  • Keep statements in a safe place. Physical statements you decide to keep should be put somewhere safe. Shred statements that you don't need.
  • Keep tabs on your debit cards. Since so many transactions today happen virtually without an actual card swipe, you might not use your physical card on a daily basis. Keep track of which wallet your cards are in so they don't fall into the wrong hands. If you lose a card or think it may be stolen, report it right away.
  • Be careful about where you store your data. Avoid storing your debit card number or PIN on your device or sending it through email. If someone gets access to your phone, computer or email, they could have all the information they need to take money from your account.
  • Protect your debit card when shopping online. Scrutinize online stores before shopping because scammers can set up shops with bad intent. There are several precautions to take when making online transactions:
    • Before entering debit card information, make sure there's an "https" (the "s" means secure) before the website name in the address bar and that there's a padlock icon next to it.
    • Watch out for phishing scams, which often come in the form of fraudulent emails pretending to be from banks or retailers.
    • Only give a business your debit card number if there's a valid reason and after you've determined that the company is reputable.
    • Consider paying with a third-party payment service like PayPal when paying online since the recipient never sees your account information and you may be covered by purchase protection.
    • Avoid making purchases on unsecured networks.

Stay Vigilant to Prevent Debit Card Fraud

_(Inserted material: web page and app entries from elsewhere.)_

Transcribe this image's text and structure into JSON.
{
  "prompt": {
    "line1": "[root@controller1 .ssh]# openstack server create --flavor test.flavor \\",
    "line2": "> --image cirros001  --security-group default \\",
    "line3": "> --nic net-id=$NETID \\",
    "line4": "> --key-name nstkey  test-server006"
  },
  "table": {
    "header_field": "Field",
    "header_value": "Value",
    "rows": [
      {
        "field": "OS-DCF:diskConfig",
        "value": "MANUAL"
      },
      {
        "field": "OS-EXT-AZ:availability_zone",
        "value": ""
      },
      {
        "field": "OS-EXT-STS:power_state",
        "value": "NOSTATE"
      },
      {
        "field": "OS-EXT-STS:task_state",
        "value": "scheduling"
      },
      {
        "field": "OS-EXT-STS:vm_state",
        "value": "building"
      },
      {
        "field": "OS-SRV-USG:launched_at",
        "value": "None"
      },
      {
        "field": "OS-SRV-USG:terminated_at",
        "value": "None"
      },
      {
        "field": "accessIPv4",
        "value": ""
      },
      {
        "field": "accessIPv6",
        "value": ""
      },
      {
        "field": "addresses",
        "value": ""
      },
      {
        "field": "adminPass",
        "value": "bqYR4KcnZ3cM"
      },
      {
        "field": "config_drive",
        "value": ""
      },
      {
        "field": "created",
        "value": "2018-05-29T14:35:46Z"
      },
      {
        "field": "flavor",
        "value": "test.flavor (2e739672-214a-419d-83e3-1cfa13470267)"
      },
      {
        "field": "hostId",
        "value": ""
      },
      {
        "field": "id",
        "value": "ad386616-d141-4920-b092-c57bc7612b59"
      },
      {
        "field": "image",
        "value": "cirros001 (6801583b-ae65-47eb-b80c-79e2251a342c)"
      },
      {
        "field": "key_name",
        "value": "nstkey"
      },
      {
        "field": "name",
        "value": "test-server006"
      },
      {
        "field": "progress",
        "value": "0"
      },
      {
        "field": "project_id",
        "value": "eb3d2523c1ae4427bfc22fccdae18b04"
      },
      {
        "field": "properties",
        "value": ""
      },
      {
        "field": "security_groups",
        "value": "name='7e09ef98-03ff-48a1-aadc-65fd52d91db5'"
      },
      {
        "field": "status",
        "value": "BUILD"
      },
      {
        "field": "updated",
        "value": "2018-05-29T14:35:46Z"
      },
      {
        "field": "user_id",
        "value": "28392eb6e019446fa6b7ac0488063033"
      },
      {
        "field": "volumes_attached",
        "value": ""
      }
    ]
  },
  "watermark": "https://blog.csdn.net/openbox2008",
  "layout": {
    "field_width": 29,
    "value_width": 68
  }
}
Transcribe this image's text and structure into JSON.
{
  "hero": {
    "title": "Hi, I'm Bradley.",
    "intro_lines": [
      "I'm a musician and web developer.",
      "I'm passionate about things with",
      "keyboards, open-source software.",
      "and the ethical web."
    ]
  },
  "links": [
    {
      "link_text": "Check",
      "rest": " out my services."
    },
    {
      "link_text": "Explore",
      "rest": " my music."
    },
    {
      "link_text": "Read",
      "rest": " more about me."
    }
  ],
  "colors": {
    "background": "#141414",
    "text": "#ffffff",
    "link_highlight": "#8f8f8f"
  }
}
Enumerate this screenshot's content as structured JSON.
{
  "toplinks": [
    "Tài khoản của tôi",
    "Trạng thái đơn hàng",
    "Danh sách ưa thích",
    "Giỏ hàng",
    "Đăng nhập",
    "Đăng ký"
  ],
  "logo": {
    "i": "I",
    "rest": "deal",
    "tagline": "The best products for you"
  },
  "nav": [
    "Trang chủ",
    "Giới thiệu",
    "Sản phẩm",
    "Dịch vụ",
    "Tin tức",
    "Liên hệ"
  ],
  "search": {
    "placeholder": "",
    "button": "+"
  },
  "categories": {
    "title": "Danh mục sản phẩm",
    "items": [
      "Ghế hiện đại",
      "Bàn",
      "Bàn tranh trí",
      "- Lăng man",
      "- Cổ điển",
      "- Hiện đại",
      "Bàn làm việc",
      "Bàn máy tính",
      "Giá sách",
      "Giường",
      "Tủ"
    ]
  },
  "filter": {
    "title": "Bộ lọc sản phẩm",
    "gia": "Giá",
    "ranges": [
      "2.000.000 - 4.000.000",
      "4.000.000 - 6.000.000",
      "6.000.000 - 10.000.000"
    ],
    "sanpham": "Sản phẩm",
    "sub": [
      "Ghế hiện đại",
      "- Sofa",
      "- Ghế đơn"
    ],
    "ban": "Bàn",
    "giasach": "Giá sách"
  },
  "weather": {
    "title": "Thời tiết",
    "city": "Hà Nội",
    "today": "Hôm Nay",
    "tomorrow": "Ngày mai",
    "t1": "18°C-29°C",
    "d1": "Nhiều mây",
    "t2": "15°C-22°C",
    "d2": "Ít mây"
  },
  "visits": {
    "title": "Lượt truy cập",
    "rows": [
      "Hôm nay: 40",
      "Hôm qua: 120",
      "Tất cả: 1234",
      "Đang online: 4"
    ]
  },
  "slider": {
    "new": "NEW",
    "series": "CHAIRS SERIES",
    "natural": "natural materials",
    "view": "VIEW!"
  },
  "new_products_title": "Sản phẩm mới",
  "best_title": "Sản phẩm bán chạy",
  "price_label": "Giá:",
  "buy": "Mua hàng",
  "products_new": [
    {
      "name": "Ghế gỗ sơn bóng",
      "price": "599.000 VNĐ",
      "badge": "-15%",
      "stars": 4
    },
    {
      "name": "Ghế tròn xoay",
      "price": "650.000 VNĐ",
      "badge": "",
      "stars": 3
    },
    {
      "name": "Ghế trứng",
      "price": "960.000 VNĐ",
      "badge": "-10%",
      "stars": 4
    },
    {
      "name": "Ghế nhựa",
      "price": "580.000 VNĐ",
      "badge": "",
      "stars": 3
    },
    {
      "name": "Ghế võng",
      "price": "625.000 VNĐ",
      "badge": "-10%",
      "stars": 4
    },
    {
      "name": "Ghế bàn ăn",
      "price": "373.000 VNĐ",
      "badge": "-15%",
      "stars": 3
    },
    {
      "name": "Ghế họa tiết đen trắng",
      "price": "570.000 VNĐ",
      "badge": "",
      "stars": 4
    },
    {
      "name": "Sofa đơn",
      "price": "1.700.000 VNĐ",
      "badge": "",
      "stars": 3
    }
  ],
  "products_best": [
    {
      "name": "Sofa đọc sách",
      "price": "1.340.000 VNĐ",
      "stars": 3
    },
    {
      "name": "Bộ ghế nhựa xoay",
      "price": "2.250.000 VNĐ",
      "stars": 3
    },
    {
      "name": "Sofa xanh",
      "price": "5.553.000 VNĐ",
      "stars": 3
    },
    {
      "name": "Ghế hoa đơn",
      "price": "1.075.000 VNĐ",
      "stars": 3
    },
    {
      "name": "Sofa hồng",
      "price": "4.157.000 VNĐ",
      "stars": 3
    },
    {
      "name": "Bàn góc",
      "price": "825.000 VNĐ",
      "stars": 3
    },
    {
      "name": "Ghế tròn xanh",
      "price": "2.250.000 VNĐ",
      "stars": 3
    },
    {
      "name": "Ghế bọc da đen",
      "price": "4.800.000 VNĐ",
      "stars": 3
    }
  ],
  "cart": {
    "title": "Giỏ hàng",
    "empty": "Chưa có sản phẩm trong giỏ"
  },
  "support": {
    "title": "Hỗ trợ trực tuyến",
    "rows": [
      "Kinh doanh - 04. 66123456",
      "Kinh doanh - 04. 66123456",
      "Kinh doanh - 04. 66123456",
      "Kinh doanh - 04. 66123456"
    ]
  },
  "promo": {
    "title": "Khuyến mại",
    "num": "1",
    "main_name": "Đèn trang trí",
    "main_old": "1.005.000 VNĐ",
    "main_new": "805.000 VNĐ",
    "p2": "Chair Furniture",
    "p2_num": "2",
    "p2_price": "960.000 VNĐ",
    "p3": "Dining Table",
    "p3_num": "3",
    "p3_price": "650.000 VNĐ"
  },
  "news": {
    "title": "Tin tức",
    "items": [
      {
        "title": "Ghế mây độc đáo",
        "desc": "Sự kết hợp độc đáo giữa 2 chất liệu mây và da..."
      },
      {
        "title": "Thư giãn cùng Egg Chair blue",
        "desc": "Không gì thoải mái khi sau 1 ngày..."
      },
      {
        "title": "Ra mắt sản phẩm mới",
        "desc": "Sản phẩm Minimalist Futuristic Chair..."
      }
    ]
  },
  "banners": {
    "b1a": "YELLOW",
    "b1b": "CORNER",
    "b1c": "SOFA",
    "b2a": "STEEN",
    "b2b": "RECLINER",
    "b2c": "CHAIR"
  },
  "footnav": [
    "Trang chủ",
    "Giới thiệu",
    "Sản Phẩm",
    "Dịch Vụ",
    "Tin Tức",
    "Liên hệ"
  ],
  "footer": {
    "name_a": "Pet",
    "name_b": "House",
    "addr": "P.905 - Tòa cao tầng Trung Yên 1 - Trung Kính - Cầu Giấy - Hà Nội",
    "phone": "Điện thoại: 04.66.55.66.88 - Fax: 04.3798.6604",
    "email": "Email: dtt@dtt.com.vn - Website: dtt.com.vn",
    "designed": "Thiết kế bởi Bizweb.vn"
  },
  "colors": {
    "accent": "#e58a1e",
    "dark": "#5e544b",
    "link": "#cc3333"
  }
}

While you may not have the power to prevent big data breaches or theft fully, early detection of fraud can help minimize loss. Being hypervigilant could pay off if you catch fraud before someone is able to take off with a large sum. Review your bank accounts regularly and call the number on the back of the card if you identify unauthorized transactions.